If you are not exactly sure what sexual abuse is, you’re not alone. All sexual touching between an adult and a child is sexual abuse. Sexual touching between children can also be sexual abuse when there is a significant age difference (often defined as 3 or more years) between the children or if the children are very different developmentally or size-wise. Sexual abuse does not have to involve penetration, force, pain, or even touching. If an adult engages in any sexual behavior (looking, showing, or touching) with a child to meet the adult’s interest or sexual needs, it is sexual abuse.

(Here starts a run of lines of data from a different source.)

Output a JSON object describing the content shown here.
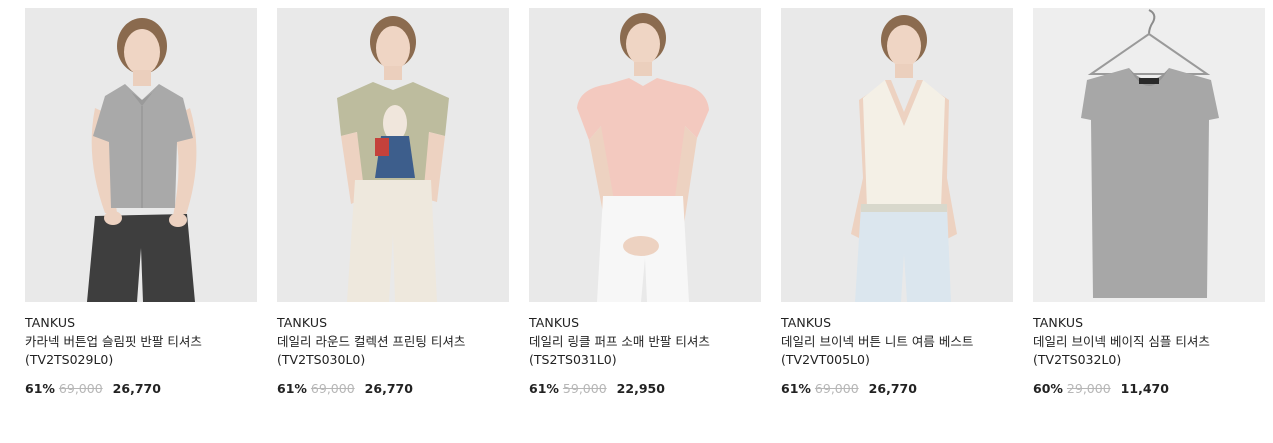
{
  "products": [
    {
      "brand": "TANKUS",
      "name": "카라넥 버튼업 슬림핏 반팔 티셔츠",
      "code": "(TV2TS029L0)",
      "discount": "61%",
      "original_price": "69,000",
      "price": "26,770",
      "image_icon": "model-gray-collar-top-photo"
    },
    {
      "brand": "TANKUS",
      "name": "데일리 라운드 컬렉션 프린팅 티셔츠",
      "code": "(TV2TS030L0)",
      "discount": "61%",
      "original_price": "69,000",
      "price": "26,770",
      "image_icon": "model-khaki-print-tee-photo"
    },
    {
      "brand": "TANKUS",
      "name": "데일리 링클 퍼프 소매 반팔 티셔츠",
      "code": "(TS2TS031L0)",
      "discount": "61%",
      "original_price": "59,000",
      "price": "22,950",
      "image_icon": "model-pink-puff-tee-photo"
    },
    {
      "brand": "TANKUS",
      "name": "데일리 브이넥 버튼 니트 여름 베스트",
      "code": "(TV2VT005L0)",
      "discount": "61%",
      "original_price": "69,000",
      "price": "26,770",
      "image_icon": "model-ivory-knit-vest-photo"
    },
    {
      "brand": "TANKUS",
      "name": "데일리 브이넥 베이직 심플 티셔츠",
      "code": "(TV2TS032L0)",
      "discount": "60%",
      "original_price": "29,000",
      "price": "11,470",
      "image_icon": "hanger-gray-vneck-tee-photo"
    }
  ],
  "colors": {
    "text": "#222222",
    "strike": "#b7b7b7",
    "image_bg": "#e8e8e8"
  }
}
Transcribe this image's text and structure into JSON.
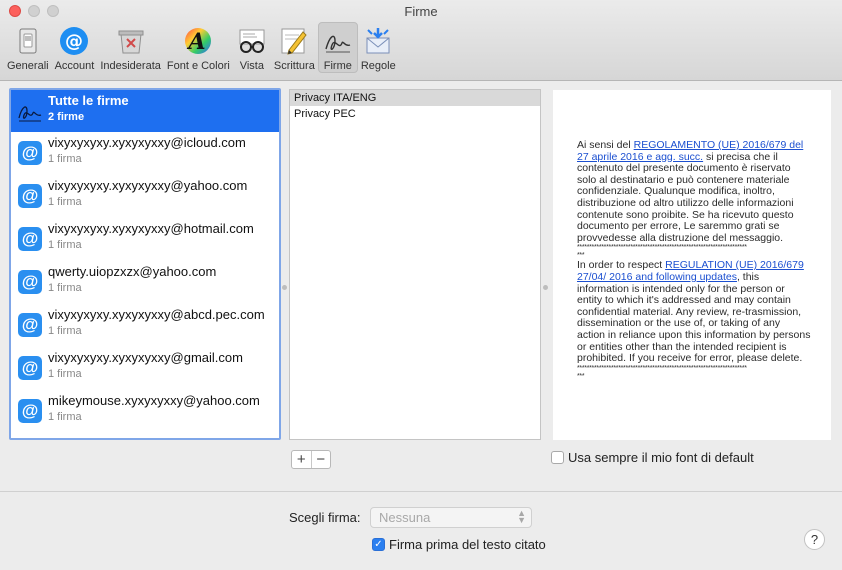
{
  "window": {
    "title": "Firme"
  },
  "toolbar": {
    "items": [
      {
        "label": "Generali",
        "icon": "switch-icon"
      },
      {
        "label": "Account",
        "icon": "at-icon"
      },
      {
        "label": "Indesiderata",
        "icon": "junk-icon"
      },
      {
        "label": "Font e Colori",
        "icon": "font-colors-icon"
      },
      {
        "label": "Vista",
        "icon": "glasses-icon"
      },
      {
        "label": "Scrittura",
        "icon": "pencil-icon"
      },
      {
        "label": "Firme",
        "icon": "signature-icon"
      },
      {
        "label": "Regole",
        "icon": "rules-icon"
      }
    ],
    "active": "Firme"
  },
  "accounts": [
    {
      "title": "Tutte le firme",
      "sub": "2 firme"
    },
    {
      "title": "vixyxyxyxy.xyxyxyxxy@icloud.com",
      "sub": "1 firma"
    },
    {
      "title": "vixyxyxyxy.xyxyxyxxy@yahoo.com",
      "sub": "1 firma"
    },
    {
      "title": "vixyxyxyxy.xyxyxyxxy@hotmail.com",
      "sub": "1 firma"
    },
    {
      "title": "qwerty.uiopzxzx@yahoo.com",
      "sub": "1 firma"
    },
    {
      "title": "vixyxyxyxy.xyxyxyxxy@abcd.pec.com",
      "sub": "1 firma"
    },
    {
      "title": "vixyxyxyxy.xyxyxyxxy@gmail.com",
      "sub": "1 firma"
    },
    {
      "title": "mikeymouse.xyxyxyxxy@yahoo.com",
      "sub": "1 firma"
    }
  ],
  "signatures": [
    "Privacy ITA/ENG",
    "Privacy PEC"
  ],
  "preview": {
    "it_prefix": "Ai sensi del ",
    "it_link": "REGOLAMENTO (UE) 2016/679 del 27 aprile 2016 e agg. succ.",
    "it_body": " si precisa che il contenuto del presente documento è riservato solo al destinatario e può contenere materiale confidenziale. Qualunque modifica, inoltro, distribuzione od altro utilizzo delle informazioni contenute sono proibite. Se ha ricevuto questo documento per errore, Le saremmo grati se provvedesse alla distruzione del messaggio.",
    "stars": "**********************************************************************",
    "stars_end": "***",
    "en_prefix": "In order to respect ",
    "en_link": "REGULATION (UE) 2016/679 27/04/ 2016 and following updates",
    "en_body": ", this information is intended only for the person or entity to which it's addressed and may contain confidential material. Any review, re-trasmission, dissemination or the use of, or taking of any action in reliance upon this information by persons or entities other than the intended recipient is prohibited. If you receive for error, please delete."
  },
  "controls": {
    "plus": "+",
    "minus": "−",
    "default_font_label": "Usa sempre il mio font di default",
    "choose_label": "Scegli firma:",
    "choose_value": "Nessuna",
    "above_quote_label": "Firma prima del testo citato",
    "help": "?"
  },
  "colors": {
    "selection": "#1e6ff0",
    "accent": "#2a8ff0",
    "link": "#1b4fd0"
  }
}
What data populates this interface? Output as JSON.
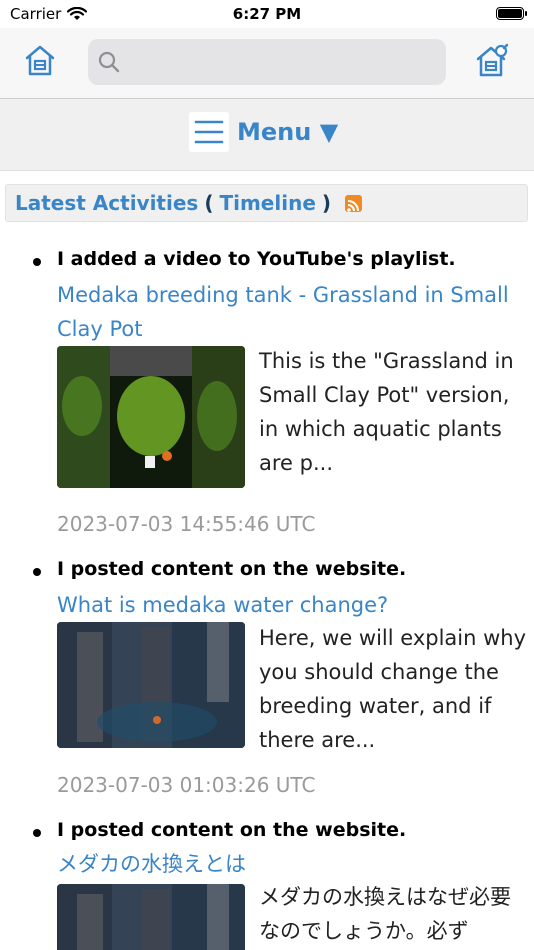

Most often child sexual abuse is a gradual process and not a single event. By learning the early warning signs and how to effectively step in and speak up, sexual abuse can be stopped before it starts a child is harmed. Adults must take the primary responsibility for preventing child sexual abuse by addressing any concerning or questionable behavior which may pose a risk to a child’s safety.